Young people who have been in the care of local authorities are the worst represented group of learners in British universities, with less than seven per cent of care leavers in Higher Education at the age of 19. And, once at university, this small group of students face pressures that are largely unknown, and often unimagined, by their peers. We have a strong record here, recruiting a significantly higher proportion of care leavers to our University. And we are fortunate that the City of Salford is known as one of the best local authorities in the country for its support of children in care. Nonetheless, there is much still to do if we are to provide these potential students with all the support that they need, and to which they are entitled.
A new study suggests that students from less affluent backgrounds do less well at university than their peers from better off households, despite having equivalent school results when they first enrol. Given that more than 40 per cent of our students are from low income households and are first in their family to attend university, this is an important reminder of the importance of the constant consideration of our teaching, assessment systems and student support services.
Next month we’ll be holding our first Winter Graduation ceremony; from now on this will be a fixture in our annual academic calendar. The ceremonials of graduation are more popular then ever before. Why?
Graduation is a rite of passage, part of the ritual of progressing from learning to work. Ceremonies are multi-generational, celebrated with parents and grandparents. Transitions such as these require appropriate grandeur, making the day special. It once was unfashionable to graduate; a sell-out to the establishment, a distraction from real life. The certificate could be sent on in the post. Not any more.

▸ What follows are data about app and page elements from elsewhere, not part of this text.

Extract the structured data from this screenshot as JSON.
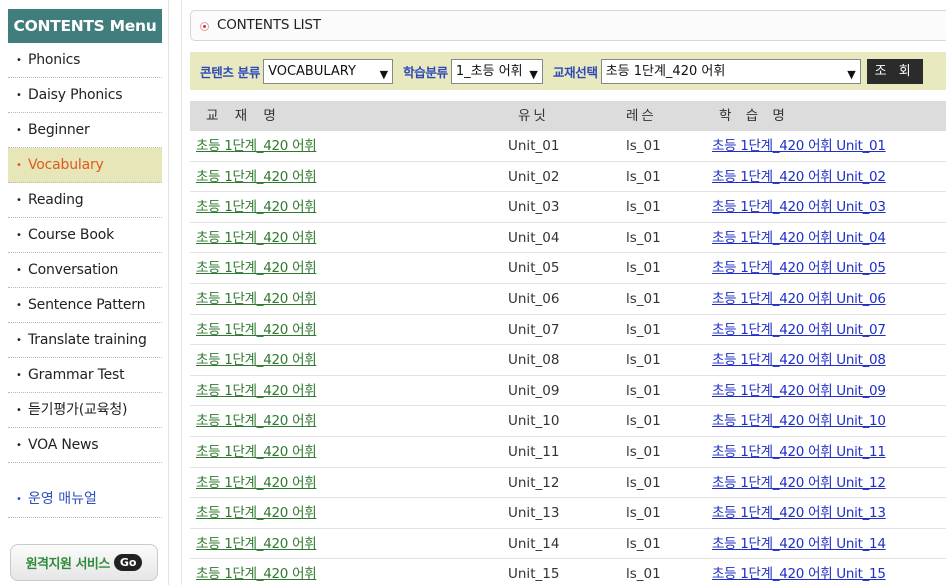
{
  "sidebar": {
    "header": "CONTENTS Menu",
    "items": [
      {
        "label": "Phonics",
        "active": false
      },
      {
        "label": "Daisy Phonics",
        "active": false
      },
      {
        "label": "Beginner",
        "active": false
      },
      {
        "label": "Vocabulary",
        "active": true
      },
      {
        "label": "Reading",
        "active": false
      },
      {
        "label": "Course Book",
        "active": false
      },
      {
        "label": "Conversation",
        "active": false
      },
      {
        "label": "Sentence Pattern",
        "active": false
      },
      {
        "label": "Translate training",
        "active": false
      },
      {
        "label": "Grammar Test",
        "active": false
      },
      {
        "label": "듣기평가(교육청)",
        "active": false
      },
      {
        "label": "VOA News",
        "active": false
      }
    ],
    "bullet": "•",
    "manual": "운영 매뉴얼",
    "remote_service": {
      "label": "원격지원 서비스",
      "go": "Go"
    }
  },
  "main": {
    "title": "CONTENTS LIST",
    "filters": {
      "content_label": "콘텐츠 분류",
      "content_value": "VOCABULARY",
      "study_label": "학습분류",
      "study_value": "1_초등 어휘",
      "book_label": "교재선택",
      "book_value": "초등 1단계_420 어휘",
      "search_button": "조 회"
    },
    "table": {
      "headers": {
        "book": "교 재 명",
        "unit": "유닛",
        "lesson": "레슨",
        "title": "학 습 명"
      },
      "rows": [
        {
          "book": "초등 1단계_420 어휘",
          "unit": "Unit_01",
          "lesson": "ls_01",
          "title": "초등 1단계_420 어휘 Unit_01"
        },
        {
          "book": "초등 1단계_420 어휘",
          "unit": "Unit_02",
          "lesson": "ls_01",
          "title": "초등 1단계_420 어휘 Unit_02"
        },
        {
          "book": "초등 1단계_420 어휘",
          "unit": "Unit_03",
          "lesson": "ls_01",
          "title": "초등 1단계_420 어휘 Unit_03"
        },
        {
          "book": "초등 1단계_420 어휘",
          "unit": "Unit_04",
          "lesson": "ls_01",
          "title": "초등 1단계_420 어휘 Unit_04"
        },
        {
          "book": "초등 1단계_420 어휘",
          "unit": "Unit_05",
          "lesson": "ls_01",
          "title": "초등 1단계_420 어휘 Unit_05"
        },
        {
          "book": "초등 1단계_420 어휘",
          "unit": "Unit_06",
          "lesson": "ls_01",
          "title": "초등 1단계_420 어휘 Unit_06"
        },
        {
          "book": "초등 1단계_420 어휘",
          "unit": "Unit_07",
          "lesson": "ls_01",
          "title": "초등 1단계_420 어휘 Unit_07"
        },
        {
          "book": "초등 1단계_420 어휘",
          "unit": "Unit_08",
          "lesson": "ls_01",
          "title": "초등 1단계_420 어휘 Unit_08"
        },
        {
          "book": "초등 1단계_420 어휘",
          "unit": "Unit_09",
          "lesson": "ls_01",
          "title": "초등 1단계_420 어휘 Unit_09"
        },
        {
          "book": "초등 1단계_420 어휘",
          "unit": "Unit_10",
          "lesson": "ls_01",
          "title": "초등 1단계_420 어휘 Unit_10"
        },
        {
          "book": "초등 1단계_420 어휘",
          "unit": "Unit_11",
          "lesson": "ls_01",
          "title": "초등 1단계_420 어휘 Unit_11"
        },
        {
          "book": "초등 1단계_420 어휘",
          "unit": "Unit_12",
          "lesson": "ls_01",
          "title": "초등 1단계_420 어휘 Unit_12"
        },
        {
          "book": "초등 1단계_420 어휘",
          "unit": "Unit_13",
          "lesson": "ls_01",
          "title": "초등 1단계_420 어휘 Unit_13"
        },
        {
          "book": "초등 1단계_420 어휘",
          "unit": "Unit_14",
          "lesson": "ls_01",
          "title": "초등 1단계_420 어휘 Unit_14"
        },
        {
          "book": "초등 1단계_420 어휘",
          "unit": "Unit_15",
          "lesson": "ls_01",
          "title": "초등 1단계_420 어휘 Unit_15"
        }
      ]
    }
  },
  "colors": {
    "menu_header_bg": "#3f7e7c",
    "active_bg": "#e6e6b8",
    "active_text": "#e05a1f",
    "filter_bg": "#e9e9c0",
    "filter_label": "#2d49b8",
    "book_link": "#2f7a2f",
    "title_link": "#1f2fc8"
  },
  "icons": {
    "title_marker": "red-dot-icon",
    "select_arrow": "chevron-down-icon"
  }
}
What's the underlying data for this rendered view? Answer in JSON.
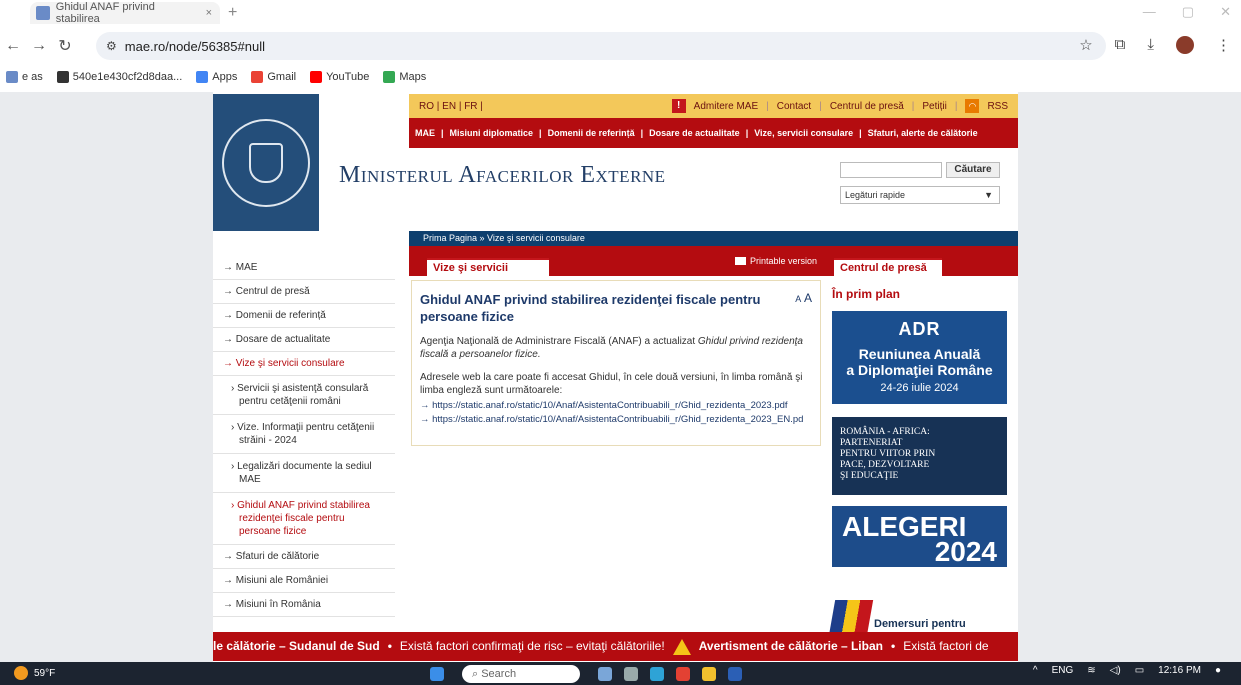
{
  "browser": {
    "tab_title": "Ghidul ANAF privind stabilirea",
    "tab_close": "×",
    "new_tab": "+",
    "url": "mae.ro/node/56385#null",
    "bookmarks": [
      {
        "label": "e as",
        "color": "#6a8bc7"
      },
      {
        "label": "540e1e430cf2d8daa...",
        "color": "#333333"
      },
      {
        "label": "Apps",
        "color": "#4285f4"
      },
      {
        "label": "Gmail",
        "color": "#ea4335"
      },
      {
        "label": "YouTube",
        "color": "#ff0000"
      },
      {
        "label": "Maps",
        "color": "#34a853"
      }
    ]
  },
  "site": {
    "langs": "RO | EN | FR |",
    "top_links": {
      "admitere": "Admitere MAE",
      "contact": "Contact",
      "centrul": "Centrul de presă",
      "petitii": "Petiții",
      "rss": "RSS",
      "sep": "|"
    },
    "main_nav": [
      "MAE",
      "Misiuni diplomatice",
      "Domenii de referință",
      "Dosare de actualitate",
      "Vize, servicii consulare",
      "Sfaturi, alerte de călătorie"
    ],
    "ministry": "Ministerul Afacerilor Externe",
    "search_button": "Căutare",
    "quick_links": "Legături rapide",
    "breadcrumb": "Prima Pagina  »  Vize şi servicii consulare",
    "section_tab": "Vize şi servicii consulare",
    "printable": "Printable version",
    "right_tab": "Centrul de presă"
  },
  "sidebar": {
    "items": [
      {
        "label": "MAE"
      },
      {
        "label": "Centrul de presă"
      },
      {
        "label": "Domenii de referință"
      },
      {
        "label": "Dosare de actualitate"
      },
      {
        "label": "Vize şi servicii consulare"
      }
    ],
    "subitems": [
      {
        "label": "Servicii şi asistenţă consulară pentru cetăţenii români"
      },
      {
        "label": "Vize. Informaţii pentru cetăţenii străini - 2024"
      },
      {
        "label": "Legalizări documente la sediul MAE"
      },
      {
        "label": "Ghidul ANAF privind stabilirea rezidenţei fiscale pentru persoane fizice"
      }
    ],
    "items_after": [
      {
        "label": "Sfaturi de călătorie"
      },
      {
        "label": "Misiuni ale României"
      },
      {
        "label": "Misiuni în România"
      }
    ]
  },
  "article": {
    "title": "Ghidul ANAF privind stabilirea rezidenţei fiscale pentru persoane fizice",
    "font_small": "A",
    "font_big": "A",
    "p1_normal": "Agenţia Naţională de Administrare Fiscală (ANAF) a actualizat ",
    "p1_italic": "Ghidul privind rezidenţa fiscală a persoanelor fizice.",
    "p2": "Adresele web la care poate fi accesat Ghidul, în cele două versiuni, în limba română şi limba engleză sunt următoarele:",
    "links": [
      "→ https://static.anaf.ro/static/10/Anaf/AsistentaContribuabili_r/Ghid_rezidenta_2023.pdf",
      "→ https://static.anaf.ro/static/10/Anaf/AsistentaContribuabili_r/Ghid_rezidenta_2023_EN.pd"
    ]
  },
  "right": {
    "heading": "În prim plan",
    "banner1": {
      "logo": "ADR",
      "line1": "Reuniunea Anuală",
      "line2": "a Diplomaţiei Române",
      "line3": "24-26 iulie 2024"
    },
    "banner2": {
      "lines": [
        "ROMÂNIA - AFRICA:",
        "PARTENERIAT",
        "PENTRU VIITOR PRIN",
        "PACE, DEZVOLTARE",
        "ŞI EDUCAŢIE"
      ]
    },
    "banner3": {
      "line1": "ALEGERI",
      "line2": "2024"
    },
    "banner4": {
      "text": "Demersuri pentru"
    }
  },
  "ticker": {
    "part1": "le călătorie – Sudanul de Sud",
    "bullet": "•",
    "part2": "Există factori confirmaţi de risc – evitaţi călătoriile!",
    "part3": "Avertisment de călătorie – Liban",
    "part4": "Există factori de"
  },
  "taskbar": {
    "temp": "59°F",
    "search": "Search",
    "lang": "ENG",
    "time": "12:16 PM"
  }
}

Universities love tradition, and Chancellors, maces and graduation processions are part of the way that we celebrate our students’ success. In appointing Jackie Kay as our University’s new Chancellor, we are both respecting tradition and changing the role in ways that meet the needs of our contemporary world.
Jackie Kay MBE is a distinguished poet, storyteller, novelist and public figure. Her autobiography – Red Dust Road – is a story of the fusion of cultures and nationalities and a testimony to the power of the creative imagination. As our Chancellor she will inspire our staff, work with our students to help them imagine their future selves and strengthen our role as a civic institution in our wider community. In this honorary position, she will exemplify the role played by the traditional Chancellor here, and at other universities.
Our University has a great tradition of music, both in composition and performance. So when Daniel Thompson came up with the idea of founding a new ensemble, open to all students and staff, this was a natural project to support.
Danny is an unstoppable force. Currently completing his Masters in music performance, he’d used every opportunity to learn to play a range of instruments before he’d left school. After a period of playing with various pit orchestras supporting musical theatre productions around Yorkshire, he spent a while sleeping on the floor of a friend’s room in Castle Irwell. Having cheerfully contravened our rules and regulations, he decided to have a go at auditioning for a place on our Music programme. He’s not looked back since.